> **TASK REQUIREMENTS**
If a line in the entries below includes the string "docx", copy it out.

(Entries from a dataset of interfaces)
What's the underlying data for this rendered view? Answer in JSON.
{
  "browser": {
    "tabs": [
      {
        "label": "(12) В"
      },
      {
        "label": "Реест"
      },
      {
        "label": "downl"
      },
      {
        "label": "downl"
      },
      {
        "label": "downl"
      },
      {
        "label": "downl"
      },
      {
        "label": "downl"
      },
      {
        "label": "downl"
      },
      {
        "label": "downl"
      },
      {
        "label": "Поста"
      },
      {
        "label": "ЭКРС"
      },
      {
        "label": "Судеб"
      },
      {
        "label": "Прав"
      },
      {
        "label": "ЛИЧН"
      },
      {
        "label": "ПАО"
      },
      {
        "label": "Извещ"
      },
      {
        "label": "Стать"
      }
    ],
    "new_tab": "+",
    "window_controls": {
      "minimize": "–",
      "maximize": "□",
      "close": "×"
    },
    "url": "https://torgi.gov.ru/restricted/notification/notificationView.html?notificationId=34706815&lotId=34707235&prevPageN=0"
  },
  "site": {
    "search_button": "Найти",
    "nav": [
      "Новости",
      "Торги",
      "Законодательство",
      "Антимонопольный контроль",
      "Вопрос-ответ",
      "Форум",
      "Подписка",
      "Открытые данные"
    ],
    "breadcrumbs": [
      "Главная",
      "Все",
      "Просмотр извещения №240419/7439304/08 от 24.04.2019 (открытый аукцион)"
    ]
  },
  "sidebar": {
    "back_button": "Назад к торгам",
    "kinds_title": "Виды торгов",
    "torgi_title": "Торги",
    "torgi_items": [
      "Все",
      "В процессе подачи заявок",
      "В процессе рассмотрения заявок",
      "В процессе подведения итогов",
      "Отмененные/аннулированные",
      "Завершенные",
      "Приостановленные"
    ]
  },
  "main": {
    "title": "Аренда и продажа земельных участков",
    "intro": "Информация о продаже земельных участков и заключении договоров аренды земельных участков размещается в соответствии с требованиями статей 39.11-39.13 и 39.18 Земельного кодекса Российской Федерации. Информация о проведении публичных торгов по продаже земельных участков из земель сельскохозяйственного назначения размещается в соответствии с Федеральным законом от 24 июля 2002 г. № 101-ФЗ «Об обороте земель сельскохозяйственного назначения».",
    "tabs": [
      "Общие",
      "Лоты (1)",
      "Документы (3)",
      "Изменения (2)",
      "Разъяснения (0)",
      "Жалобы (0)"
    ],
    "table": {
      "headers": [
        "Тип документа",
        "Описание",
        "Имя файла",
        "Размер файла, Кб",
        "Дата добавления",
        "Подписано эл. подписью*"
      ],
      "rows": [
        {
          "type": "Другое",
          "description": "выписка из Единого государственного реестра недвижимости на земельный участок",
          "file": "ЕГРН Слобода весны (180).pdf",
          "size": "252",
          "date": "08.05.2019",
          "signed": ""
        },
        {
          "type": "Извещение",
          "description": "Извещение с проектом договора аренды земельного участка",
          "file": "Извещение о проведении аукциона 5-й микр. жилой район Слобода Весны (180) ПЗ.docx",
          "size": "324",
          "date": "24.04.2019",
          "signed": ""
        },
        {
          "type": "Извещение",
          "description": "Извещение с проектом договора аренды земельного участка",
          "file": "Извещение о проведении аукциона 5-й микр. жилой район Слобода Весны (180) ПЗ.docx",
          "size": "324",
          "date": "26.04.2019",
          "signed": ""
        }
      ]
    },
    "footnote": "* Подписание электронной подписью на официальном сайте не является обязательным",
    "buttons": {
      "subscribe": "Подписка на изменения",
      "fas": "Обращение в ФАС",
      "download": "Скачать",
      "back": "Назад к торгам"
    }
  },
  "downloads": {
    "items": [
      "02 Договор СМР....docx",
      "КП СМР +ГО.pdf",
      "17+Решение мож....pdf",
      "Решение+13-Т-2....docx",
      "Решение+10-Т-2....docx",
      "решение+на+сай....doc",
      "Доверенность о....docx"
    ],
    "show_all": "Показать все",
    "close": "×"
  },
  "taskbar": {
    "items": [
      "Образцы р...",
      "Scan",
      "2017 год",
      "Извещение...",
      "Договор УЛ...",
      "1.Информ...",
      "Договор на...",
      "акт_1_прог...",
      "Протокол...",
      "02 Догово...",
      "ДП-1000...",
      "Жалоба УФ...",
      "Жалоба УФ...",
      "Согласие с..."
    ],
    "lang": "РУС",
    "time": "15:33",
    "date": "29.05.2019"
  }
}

> **OUTPUT BELOW**
          "file": "Извещение о проведении аукциона 5-й микр. жилой район Слобода Весны (180) ПЗ.docx",
          "file": "Извещение о проведении аукциона 5-й микр. жилой район Слобода Весны (180) ПЗ.docx",
      "02 Договор СМР....docx",
      "Решение+13-Т-2....docx",
      "Решение+10-Т-2....docx",
      "Доверенность о....docx"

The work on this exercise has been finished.